Smoking not only increases the risk of health problems such as heart disease and clogged arteries, it is also closely linked to stroke. The risk depends on many factors, from gender to economic position. Here are some surprising facts about smoking and stroke:
- The more you smoke, the more risk you have
Did you know that the relationship between tobacco and stroke risk depends on the dose of tobacco you smoke? If you smoke 20 cigarettes a day you are six times more likely to have a stroke than a non-smoker (1); for every 5 more cigarettes the risk increases by 12% (2). Quitting smoking dramatically lowers these statistics, and the health benefits increase for every year you don’t smoke. After 15 years, you will have the same risk of having a stroke as a person who has never smoked.
- If you smoke, you are twice as likely to die from a stroke
The probability of dying from stroke varies greatly depending on where you live in Europe, which is partly due to the huge differences in available stroke care services (3). Apart from this, studies show that the risk of suffering a stroke of people who choose to smoke is almost double that of those who do not, and their probability of dying from it is also doubled (1)
- Smoking kills more than 8 million people a year.
According to the World Health Organization, about 8 million people die each year from tobacco-related diseases, including stroke, and about 1.2 million of those deaths are due to passive smoking. Fortunately, the mortality rate in Europe has fallen significantly in recent years, although the number of people living with disabilities from stroke remains a huge problem.
- Up to 80% of smokers live in low- and middle-income countries
Regardless of place of residence, tobacco prevalence is highest among low-income people. More than 80% of the 1.3 billion smokers live in low- and middle-income countries where the economic burden of health care for tobacco-related diseases is the highest. In this case, tobacco contributes to poverty, since people give up basic needs, such as food and shelter, to pay for the habit (4).
- Increased risk of stroke in passive smokers
Even exposure to tobacco smoke at home or at work is a risk factor for stroke. Non-smokers who breathe tobacco smoke increase their risk of developing heart disease by 25-30%; this secondary smoke increases the risk of stroke by 20 to 30%. Every year, more than 8,000 people die of strokes due to passive smoking (5).
- Tobacco contains more than 7,000 chemicals
We’ve all seen those creepy pictures of lungs covered in tar.
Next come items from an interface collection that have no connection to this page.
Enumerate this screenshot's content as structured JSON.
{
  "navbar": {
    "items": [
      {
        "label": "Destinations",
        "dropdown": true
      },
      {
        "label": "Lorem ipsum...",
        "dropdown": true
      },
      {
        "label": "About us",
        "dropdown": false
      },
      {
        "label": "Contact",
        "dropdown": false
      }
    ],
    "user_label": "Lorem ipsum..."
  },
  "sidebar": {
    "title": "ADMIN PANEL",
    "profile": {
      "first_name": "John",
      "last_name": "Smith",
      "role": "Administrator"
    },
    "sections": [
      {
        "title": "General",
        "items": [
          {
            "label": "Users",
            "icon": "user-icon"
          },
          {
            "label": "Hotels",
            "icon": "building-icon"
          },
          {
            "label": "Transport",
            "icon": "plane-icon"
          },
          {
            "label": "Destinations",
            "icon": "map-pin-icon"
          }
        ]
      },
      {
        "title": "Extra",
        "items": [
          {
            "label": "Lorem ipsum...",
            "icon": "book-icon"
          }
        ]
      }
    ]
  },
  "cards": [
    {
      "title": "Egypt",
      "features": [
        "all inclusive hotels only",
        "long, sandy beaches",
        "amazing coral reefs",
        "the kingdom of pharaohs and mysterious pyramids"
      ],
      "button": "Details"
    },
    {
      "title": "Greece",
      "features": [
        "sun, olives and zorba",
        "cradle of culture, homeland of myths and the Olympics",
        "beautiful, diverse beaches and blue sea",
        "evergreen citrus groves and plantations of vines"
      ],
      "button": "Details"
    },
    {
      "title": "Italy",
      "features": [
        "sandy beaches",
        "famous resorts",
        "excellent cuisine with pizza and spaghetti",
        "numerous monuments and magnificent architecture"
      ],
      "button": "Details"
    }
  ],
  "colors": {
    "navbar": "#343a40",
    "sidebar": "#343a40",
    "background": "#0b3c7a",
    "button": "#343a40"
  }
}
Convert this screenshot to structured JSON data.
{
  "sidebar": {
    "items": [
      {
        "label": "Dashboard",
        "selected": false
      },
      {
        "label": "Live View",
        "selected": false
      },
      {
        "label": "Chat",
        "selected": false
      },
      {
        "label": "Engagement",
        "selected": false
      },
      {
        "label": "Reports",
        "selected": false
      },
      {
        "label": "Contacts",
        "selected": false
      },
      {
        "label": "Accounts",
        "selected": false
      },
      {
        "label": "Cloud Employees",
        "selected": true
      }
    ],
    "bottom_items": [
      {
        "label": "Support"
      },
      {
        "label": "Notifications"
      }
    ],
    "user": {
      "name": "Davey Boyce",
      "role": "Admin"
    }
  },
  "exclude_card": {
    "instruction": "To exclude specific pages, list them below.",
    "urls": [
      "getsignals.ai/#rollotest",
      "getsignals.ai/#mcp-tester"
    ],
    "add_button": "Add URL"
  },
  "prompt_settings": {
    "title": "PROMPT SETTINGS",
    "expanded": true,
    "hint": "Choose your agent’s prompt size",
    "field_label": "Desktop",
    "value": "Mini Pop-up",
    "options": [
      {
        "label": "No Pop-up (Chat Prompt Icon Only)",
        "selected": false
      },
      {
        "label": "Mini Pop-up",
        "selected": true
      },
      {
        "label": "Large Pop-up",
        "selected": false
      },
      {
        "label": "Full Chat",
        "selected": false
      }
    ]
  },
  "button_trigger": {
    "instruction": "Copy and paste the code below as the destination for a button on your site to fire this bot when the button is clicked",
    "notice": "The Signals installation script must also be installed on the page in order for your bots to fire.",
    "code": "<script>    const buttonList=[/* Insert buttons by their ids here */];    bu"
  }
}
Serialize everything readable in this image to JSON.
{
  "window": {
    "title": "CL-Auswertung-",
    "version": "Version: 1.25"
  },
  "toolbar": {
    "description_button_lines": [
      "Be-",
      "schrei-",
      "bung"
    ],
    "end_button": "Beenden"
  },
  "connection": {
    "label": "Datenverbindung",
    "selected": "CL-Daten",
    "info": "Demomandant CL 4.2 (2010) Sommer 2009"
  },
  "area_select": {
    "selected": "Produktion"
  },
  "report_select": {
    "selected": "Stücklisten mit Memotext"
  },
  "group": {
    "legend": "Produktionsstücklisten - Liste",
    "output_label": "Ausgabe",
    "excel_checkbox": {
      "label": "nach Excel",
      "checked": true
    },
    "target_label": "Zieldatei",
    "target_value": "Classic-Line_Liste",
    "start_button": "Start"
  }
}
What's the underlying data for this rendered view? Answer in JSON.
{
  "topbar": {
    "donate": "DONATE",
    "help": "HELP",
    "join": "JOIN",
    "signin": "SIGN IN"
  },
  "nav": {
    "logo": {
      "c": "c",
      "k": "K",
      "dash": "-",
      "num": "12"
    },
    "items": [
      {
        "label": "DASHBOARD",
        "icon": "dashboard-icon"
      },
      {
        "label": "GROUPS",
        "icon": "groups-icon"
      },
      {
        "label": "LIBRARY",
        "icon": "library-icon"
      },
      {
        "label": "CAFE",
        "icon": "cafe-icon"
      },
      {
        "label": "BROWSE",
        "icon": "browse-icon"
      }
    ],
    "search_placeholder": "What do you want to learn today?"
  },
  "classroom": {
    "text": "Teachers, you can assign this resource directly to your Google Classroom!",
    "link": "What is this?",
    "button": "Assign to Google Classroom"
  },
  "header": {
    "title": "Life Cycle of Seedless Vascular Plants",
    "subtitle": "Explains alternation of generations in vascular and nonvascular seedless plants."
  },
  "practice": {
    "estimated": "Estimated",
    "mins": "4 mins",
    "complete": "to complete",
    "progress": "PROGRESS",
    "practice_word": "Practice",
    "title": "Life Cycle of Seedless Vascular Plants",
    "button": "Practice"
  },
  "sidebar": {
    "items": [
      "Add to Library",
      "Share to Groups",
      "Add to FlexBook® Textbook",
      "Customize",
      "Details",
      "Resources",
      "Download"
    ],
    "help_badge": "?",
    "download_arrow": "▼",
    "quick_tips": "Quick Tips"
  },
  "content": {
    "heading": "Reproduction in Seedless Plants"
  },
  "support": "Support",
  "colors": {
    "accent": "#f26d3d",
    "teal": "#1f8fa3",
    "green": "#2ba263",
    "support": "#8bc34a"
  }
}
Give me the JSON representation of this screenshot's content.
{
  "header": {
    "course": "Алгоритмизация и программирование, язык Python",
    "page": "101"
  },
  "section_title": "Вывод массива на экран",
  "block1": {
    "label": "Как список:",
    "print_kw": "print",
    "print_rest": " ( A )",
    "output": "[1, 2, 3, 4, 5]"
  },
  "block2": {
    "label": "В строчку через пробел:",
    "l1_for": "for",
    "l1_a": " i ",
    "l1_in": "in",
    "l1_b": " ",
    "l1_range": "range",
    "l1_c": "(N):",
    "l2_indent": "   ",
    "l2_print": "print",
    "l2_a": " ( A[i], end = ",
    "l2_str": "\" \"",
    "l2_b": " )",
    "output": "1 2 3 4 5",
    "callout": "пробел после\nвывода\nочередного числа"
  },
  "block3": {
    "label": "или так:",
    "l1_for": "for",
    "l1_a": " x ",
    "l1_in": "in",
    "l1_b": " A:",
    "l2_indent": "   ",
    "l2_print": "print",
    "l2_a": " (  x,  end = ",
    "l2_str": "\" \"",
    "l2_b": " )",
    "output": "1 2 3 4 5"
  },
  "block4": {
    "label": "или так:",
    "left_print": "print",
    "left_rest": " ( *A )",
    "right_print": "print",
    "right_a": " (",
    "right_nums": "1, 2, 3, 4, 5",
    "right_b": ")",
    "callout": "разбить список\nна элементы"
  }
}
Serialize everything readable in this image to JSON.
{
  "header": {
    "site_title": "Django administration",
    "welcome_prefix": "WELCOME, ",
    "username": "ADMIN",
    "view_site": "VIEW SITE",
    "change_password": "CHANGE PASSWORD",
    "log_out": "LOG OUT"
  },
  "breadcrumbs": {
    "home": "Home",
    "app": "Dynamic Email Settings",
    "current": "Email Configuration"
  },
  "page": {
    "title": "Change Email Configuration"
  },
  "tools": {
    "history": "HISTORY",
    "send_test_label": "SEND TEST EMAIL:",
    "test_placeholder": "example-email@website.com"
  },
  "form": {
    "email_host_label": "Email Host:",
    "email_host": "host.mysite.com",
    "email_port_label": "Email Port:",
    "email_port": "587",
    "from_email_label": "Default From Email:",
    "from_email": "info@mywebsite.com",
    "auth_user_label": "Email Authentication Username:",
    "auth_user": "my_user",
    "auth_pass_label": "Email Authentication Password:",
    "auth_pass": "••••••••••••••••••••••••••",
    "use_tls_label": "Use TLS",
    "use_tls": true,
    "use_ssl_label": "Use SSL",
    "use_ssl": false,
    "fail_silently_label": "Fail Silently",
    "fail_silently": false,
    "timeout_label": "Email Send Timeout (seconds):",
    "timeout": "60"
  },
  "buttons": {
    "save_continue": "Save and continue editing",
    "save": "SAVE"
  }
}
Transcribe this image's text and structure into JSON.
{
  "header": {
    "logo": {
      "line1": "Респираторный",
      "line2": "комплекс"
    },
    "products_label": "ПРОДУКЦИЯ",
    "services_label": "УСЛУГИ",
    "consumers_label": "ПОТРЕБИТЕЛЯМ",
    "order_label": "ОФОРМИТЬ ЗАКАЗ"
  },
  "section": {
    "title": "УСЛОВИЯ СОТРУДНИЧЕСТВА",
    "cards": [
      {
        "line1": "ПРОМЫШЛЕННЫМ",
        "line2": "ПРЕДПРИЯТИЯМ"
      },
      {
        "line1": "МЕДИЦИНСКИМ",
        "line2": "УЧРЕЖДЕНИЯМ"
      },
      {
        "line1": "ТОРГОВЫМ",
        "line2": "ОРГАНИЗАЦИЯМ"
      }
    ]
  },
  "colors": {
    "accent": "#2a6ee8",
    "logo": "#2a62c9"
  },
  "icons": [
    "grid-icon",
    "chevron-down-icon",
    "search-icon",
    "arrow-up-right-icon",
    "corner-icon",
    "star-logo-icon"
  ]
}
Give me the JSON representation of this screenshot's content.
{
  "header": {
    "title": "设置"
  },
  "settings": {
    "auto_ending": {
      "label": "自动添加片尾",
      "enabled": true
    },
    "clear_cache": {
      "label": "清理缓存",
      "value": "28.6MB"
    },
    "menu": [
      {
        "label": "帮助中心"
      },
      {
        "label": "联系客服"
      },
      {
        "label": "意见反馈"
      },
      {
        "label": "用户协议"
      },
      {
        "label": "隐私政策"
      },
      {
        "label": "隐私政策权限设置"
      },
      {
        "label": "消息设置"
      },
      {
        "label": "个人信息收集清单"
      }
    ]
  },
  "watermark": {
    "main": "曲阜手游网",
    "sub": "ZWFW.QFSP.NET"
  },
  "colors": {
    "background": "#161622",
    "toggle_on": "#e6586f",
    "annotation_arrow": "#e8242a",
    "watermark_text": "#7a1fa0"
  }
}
Well, imagine what this toxic tobacco is doing to the brain. Tobacco smoke contains more than 7,000 chemicals, including heavy metals and other toxic substances that promote the generation of «free radicals.» Over time, this can cause brain swelling leading to stroke (6).
- Se calcula que el coste del ictus aumentará hasta los 86.000 millones de euros en 2040
Las investigaciones sugieren que, si se sigue fumando como hasta ahora, en 2030 se darán más de 8 millones de muertes al año por enfermedades derivadas del tabaco. Si se tiene en cuenta que el coste total del ictus en Europa fue de 60 millones de euros de 2017 y que, en 2040, será de 86 000 millones, no es difícil imaginarse cuánto se ahorrarían los presupuestos sanitarios si todos dejáramos de fumar (7).
- Fumar es uno de los 10 factores de riesgo modificables del ictus
Fumar es responsable del 90 % del riesgo de ictus. Además de una dieta inadecuada, la hipertensión arterial, la obesidad, el sedentarismo, el consumo excesivo de alcohol, el colesterol alto, las enfermedades cardíacas y la depresión, el tabaco es uno de los diez factores asociados al ictus. Lo bueno es que todas esas cosas pueden cambiarse. Deje de fumar y casi con toda seguridad reducirá su riesgo de ictus (8).
- Pan, Biqi BSa; Jin, Xiao PhDb; Jun, Liu MDc; Qiu, Shaohong MDa; Zheng, Qiuping BSa; Pan, Mingwo PhDa,∗ The relationship between smoking and stroke: A meta-analysis. March 2019 – Volume 98 – Issue 12 – p e14872 doi: 10.1097/MD.0000000000014872.
- https://www.stroke.org.uk/what-is-stroke/what-can-i-do-to-reduce-my-risk/stop-smoking?gclid=CjwKCAjw-8nbBRBnEiwAqWt1zSp6hIexSmh9Eq2GaKs2t9t641T7X2bo60aQLOUHUGv2UVL4wMaAThoC7hcQAvD_BwE [Accessed August 2018ed].
- https://www.who.int/news-room/fact-sheets/detail/tobacco. 26 July 2021.
- Xianwei Zeng, Aijun Deng, Yi Ding. The INTERSTROKE study on risk factors for stroke. Lancet. 2017 Jan 7;389 (10064):35. DOI: https://doi.org/10.1016/S0140-6736(16)32620-4.
Updated February 2022
Next revision 2024